Instructions to follow => Search term "Arrows": please copy every line of the records below that contains it.

○ ○ ○

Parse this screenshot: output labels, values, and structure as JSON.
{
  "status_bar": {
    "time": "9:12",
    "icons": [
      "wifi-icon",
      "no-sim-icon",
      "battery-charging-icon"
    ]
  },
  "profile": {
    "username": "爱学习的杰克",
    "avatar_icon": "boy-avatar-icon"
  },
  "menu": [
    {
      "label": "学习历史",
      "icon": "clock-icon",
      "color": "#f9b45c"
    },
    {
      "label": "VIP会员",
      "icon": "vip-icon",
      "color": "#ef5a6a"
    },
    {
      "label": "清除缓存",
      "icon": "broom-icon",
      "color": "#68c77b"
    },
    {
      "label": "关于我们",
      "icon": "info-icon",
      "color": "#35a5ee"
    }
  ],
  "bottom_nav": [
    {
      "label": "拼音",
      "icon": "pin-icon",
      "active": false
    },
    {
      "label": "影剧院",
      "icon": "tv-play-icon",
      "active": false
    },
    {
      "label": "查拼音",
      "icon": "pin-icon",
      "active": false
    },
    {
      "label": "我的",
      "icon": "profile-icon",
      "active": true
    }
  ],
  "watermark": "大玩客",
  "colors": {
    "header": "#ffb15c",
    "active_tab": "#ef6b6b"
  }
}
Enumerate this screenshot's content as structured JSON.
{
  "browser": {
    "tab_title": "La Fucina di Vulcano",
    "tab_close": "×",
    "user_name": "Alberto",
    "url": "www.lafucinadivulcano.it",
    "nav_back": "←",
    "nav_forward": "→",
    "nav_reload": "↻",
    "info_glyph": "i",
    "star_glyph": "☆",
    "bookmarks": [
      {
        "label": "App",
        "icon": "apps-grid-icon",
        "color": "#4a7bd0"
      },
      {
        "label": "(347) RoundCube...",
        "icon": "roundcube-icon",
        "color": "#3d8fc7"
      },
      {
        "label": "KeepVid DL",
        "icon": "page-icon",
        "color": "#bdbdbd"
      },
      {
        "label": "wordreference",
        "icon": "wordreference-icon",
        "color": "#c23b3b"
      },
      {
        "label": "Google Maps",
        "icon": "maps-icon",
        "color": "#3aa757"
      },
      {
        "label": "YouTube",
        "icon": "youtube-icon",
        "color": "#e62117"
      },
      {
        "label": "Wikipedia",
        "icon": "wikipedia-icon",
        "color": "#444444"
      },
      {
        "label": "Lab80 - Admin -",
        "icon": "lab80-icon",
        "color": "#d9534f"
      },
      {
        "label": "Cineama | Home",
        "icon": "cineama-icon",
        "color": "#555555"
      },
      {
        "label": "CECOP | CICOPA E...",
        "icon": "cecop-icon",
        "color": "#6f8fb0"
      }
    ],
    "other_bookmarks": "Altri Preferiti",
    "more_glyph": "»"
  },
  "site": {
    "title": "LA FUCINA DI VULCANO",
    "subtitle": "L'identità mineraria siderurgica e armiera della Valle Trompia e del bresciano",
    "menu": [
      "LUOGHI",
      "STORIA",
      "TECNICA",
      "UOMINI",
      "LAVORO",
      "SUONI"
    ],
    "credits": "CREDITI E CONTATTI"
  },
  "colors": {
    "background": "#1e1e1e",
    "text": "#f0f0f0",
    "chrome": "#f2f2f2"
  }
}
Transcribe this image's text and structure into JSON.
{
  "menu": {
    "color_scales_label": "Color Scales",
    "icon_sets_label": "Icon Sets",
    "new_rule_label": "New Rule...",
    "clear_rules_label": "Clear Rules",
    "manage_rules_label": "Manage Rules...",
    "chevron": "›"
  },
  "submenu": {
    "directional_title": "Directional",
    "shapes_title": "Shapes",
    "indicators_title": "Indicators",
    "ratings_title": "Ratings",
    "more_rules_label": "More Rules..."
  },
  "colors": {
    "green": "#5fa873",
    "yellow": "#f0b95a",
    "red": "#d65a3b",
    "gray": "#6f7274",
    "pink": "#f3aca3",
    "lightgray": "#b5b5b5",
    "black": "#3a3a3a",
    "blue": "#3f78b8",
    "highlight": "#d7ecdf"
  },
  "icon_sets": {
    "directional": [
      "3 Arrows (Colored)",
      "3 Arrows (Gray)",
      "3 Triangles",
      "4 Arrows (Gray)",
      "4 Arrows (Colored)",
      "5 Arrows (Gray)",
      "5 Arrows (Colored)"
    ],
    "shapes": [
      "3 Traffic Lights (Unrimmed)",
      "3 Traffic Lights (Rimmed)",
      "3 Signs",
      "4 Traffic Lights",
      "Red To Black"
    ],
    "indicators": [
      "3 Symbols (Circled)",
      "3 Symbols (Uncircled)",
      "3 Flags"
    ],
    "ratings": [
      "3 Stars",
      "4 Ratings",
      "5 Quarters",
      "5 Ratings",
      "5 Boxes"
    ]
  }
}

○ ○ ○

Answer section =>
      "3 Arrows (Colored)",
      "3 Arrows (Gray)",
      "4 Arrows (Gray)",
      "4 Arrows (Colored)",
      "5 Arrows (Gray)",
      "5 Arrows (Colored)"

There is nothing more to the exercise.